If you aim to beat inflation over a long period, Waste Management is a good candidate for your portfolio for reasons beyond its dividend. It’s simply a very solid, recession-proof business since people (and companies) will need their garbage collected no matter what the economy is doing. Its stock reflects its strength, as it has averaged annual growth of 17% over the past decade — without even counting dividends.
The company is North America’s premier trash collection and recycling business, involved in everything from collection, transfer, and disposal services to recycling and resource recovery. It also owns and operates multiple landfill gas-to-energy facilities, profiting from environmentally friendly practices.

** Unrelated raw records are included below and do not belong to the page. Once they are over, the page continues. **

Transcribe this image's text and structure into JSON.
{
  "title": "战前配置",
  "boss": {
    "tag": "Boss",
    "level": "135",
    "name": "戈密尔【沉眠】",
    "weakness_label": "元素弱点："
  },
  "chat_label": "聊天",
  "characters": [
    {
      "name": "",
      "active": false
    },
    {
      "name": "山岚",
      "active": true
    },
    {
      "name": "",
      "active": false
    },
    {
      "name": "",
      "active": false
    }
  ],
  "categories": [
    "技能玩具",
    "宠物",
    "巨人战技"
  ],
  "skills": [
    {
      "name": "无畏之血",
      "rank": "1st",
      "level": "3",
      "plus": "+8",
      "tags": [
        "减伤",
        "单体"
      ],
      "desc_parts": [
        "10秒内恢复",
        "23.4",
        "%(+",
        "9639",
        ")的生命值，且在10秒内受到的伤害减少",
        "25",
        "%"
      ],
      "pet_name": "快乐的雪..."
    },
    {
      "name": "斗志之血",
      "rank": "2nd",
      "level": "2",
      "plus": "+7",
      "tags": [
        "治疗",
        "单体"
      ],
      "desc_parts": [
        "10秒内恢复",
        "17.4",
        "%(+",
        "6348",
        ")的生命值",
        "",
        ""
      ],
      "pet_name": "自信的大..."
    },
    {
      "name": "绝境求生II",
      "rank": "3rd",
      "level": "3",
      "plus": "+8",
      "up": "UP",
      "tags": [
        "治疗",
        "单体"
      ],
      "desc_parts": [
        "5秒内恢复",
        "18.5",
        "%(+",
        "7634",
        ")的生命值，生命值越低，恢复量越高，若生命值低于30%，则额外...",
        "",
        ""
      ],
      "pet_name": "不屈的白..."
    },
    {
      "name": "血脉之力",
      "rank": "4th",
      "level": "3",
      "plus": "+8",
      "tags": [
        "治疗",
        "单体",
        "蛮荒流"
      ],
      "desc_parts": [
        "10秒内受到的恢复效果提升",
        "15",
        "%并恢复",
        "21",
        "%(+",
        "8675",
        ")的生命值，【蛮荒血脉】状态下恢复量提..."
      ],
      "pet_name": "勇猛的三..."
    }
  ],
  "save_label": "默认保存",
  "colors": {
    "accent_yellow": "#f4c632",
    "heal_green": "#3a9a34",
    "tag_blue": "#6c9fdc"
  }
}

Apple (NASDAQ: AAPL), maker of devices that may be in your pocket, on your wrist, or on your desk right now, is another dividend payer. Its payout may seem meager, though, recently at 0.54%. It’s been growing at a respectable clip, though, averaging annual growth of 9.1% over the past five years. It, too, has been executing stock buybacks.
Apple offers some protection against inflation not only through its dividend but also through its business. When inflation results in steeper prices for the components of its various devices, it can simply hike …….